MATERIAL PROVIDED:
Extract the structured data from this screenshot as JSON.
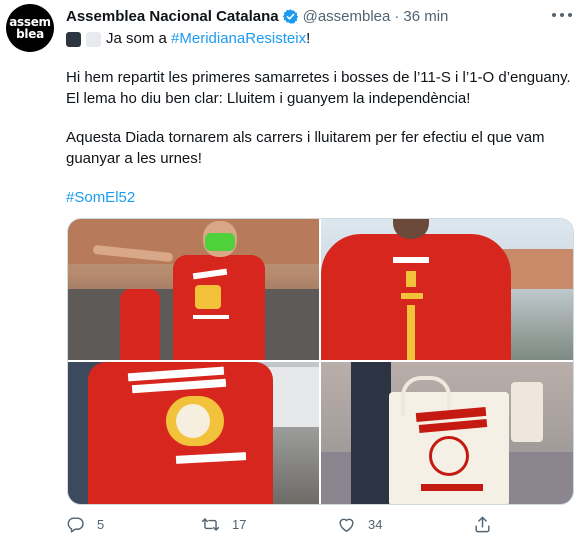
{
  "tweet": {
    "avatar_line1": "assem",
    "avatar_line2": "blea",
    "author_name": "Assemblea Nacional Catalana",
    "handle": "@assemblea",
    "separator": "·",
    "time": "36 min",
    "line1_text": "Ja som a ",
    "line1_hashtag": "#MeridianaResisteix",
    "line1_end": "!",
    "line2": "Hi hem repartit les primeres samarretes i bosses de l’11-S i l’1-O d’enguany.",
    "line3": "El lema ho diu ben clar: Lluitem i guanyem la independència!",
    "line4": "Aquesta Diada tornarem als carrers i lluitarem per fer efectiu el que vam",
    "line5": "guanyar a les urnes!",
    "hashtag2": "#SomEl52"
  },
  "photos": {
    "shirt_text_1": "LLUITEM GUANYEM",
    "shirt_text_2": "LA INDEPENDÈNCIA",
    "back_top": "11S",
    "back_mid": "1 OCT",
    "back_vertical": "IN DE PEN DEN CI"
  },
  "actions": {
    "reply_count": "5",
    "retweet_count": "17",
    "like_count": "34"
  },
  "icons": {
    "verified": "verified-badge-icon",
    "more": "more-options-icon",
    "reply": "reply-icon",
    "retweet": "retweet-icon",
    "like": "heart-icon",
    "share": "share-icon"
  },
  "colors": {
    "link": "#1d9bf0",
    "muted": "#536471",
    "verified": "#1d9bf0",
    "shirt_red": "#d7261e"
  }
}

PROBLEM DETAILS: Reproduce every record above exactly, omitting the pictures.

FINISHED EXERCISE:
Extract the structured data from this screenshot as JSON.
{
  "tweet": {
    "avatar_line1": "assem",
    "avatar_line2": "blea",
    "author_name": "Assemblea Nacional Catalana",
    "handle": "@assemblea",
    "separator": "·",
    "time": "36 min",
    "line1_text": "Ja som a ",
    "line1_hashtag": "#MeridianaResisteix",
    "line1_end": "!",
    "line2": "Hi hem repartit les primeres samarretes i bosses de l’11-S i l’1-O d’enguany.",
    "line3": "El lema ho diu ben clar: Lluitem i guanyem la independència!",
    "line4": "Aquesta Diada tornarem als carrers i lluitarem per fer efectiu el que vam",
    "line5": "guanyar a les urnes!",
    "hashtag2": "#SomEl52"
  },
  "photos": {
    "shirt_text_1": "LLUITEM GUANYEM",
    "shirt_text_2": "LA INDEPENDÈNCIA",
    "back_top": "11S",
    "back_mid": "1 OCT",
    "back_vertical": "IN DE PEN DEN CI"
  },
  "actions": {
    "reply_count": "5",
    "retweet_count": "17",
    "like_count": "34"
  },
  "icons": {
    "verified": "verified-badge-icon",
    "more": "more-options-icon",
    "reply": "reply-icon",
    "retweet": "retweet-icon",
    "like": "heart-icon",
    "share": "share-icon"
  },
  "colors": {
    "link": "#1d9bf0",
    "muted": "#536471",
    "verified": "#1d9bf0",
    "shirt_red": "#d7261e"
  }
}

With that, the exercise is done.